* [What the exercise asks]:
Scan the records that follow, and whenever a line has the word "上位のチャネル", copy it.

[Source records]
━━━━━━━━━━

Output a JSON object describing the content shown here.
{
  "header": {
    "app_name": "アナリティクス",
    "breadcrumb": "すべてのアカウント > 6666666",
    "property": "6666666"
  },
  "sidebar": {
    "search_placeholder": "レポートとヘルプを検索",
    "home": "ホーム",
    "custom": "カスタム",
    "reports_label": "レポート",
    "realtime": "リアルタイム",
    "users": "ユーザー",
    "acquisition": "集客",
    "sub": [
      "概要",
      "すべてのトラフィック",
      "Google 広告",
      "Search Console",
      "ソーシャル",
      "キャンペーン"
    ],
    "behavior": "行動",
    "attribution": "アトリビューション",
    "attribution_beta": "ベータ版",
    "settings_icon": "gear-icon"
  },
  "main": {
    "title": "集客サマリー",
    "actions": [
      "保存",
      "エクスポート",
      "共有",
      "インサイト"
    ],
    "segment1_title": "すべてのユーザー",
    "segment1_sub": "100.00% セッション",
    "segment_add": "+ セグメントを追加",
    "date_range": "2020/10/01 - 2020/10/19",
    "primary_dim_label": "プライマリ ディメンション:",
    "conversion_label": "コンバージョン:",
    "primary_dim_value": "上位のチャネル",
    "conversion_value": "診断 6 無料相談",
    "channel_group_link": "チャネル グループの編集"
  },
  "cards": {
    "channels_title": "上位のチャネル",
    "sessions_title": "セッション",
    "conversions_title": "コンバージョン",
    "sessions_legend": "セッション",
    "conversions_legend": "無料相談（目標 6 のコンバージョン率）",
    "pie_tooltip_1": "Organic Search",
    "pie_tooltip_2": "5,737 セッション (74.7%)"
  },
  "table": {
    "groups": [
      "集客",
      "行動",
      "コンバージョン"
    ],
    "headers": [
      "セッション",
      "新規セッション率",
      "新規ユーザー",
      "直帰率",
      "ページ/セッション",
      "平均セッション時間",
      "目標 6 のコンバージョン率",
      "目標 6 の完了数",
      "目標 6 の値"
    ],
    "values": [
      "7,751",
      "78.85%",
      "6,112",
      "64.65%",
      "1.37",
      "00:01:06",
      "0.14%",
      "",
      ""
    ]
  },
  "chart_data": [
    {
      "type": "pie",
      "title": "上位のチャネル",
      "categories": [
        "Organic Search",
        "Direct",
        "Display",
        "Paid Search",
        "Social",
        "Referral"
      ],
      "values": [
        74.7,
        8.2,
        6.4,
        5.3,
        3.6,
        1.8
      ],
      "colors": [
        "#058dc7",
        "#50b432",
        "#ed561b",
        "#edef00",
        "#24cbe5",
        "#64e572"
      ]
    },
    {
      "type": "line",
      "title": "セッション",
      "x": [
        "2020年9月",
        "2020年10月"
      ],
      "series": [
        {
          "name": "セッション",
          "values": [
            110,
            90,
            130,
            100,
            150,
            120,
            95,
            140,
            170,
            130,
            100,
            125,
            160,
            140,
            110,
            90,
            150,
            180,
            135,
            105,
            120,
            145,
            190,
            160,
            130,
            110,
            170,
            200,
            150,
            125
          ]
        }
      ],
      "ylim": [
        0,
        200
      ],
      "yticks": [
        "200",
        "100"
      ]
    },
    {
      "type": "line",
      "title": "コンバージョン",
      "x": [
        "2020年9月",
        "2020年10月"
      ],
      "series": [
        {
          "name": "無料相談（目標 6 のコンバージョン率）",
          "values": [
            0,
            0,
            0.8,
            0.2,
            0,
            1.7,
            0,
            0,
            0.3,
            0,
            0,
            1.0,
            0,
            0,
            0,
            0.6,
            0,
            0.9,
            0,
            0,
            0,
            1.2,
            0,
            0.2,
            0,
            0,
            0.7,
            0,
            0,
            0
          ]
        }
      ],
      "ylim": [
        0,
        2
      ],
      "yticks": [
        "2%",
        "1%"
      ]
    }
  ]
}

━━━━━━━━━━

* [Written response]:
    "primary_dim_value": "上位のチャネル",
    "channels_title": "上位のチャネル",
      "title": "上位のチャネル",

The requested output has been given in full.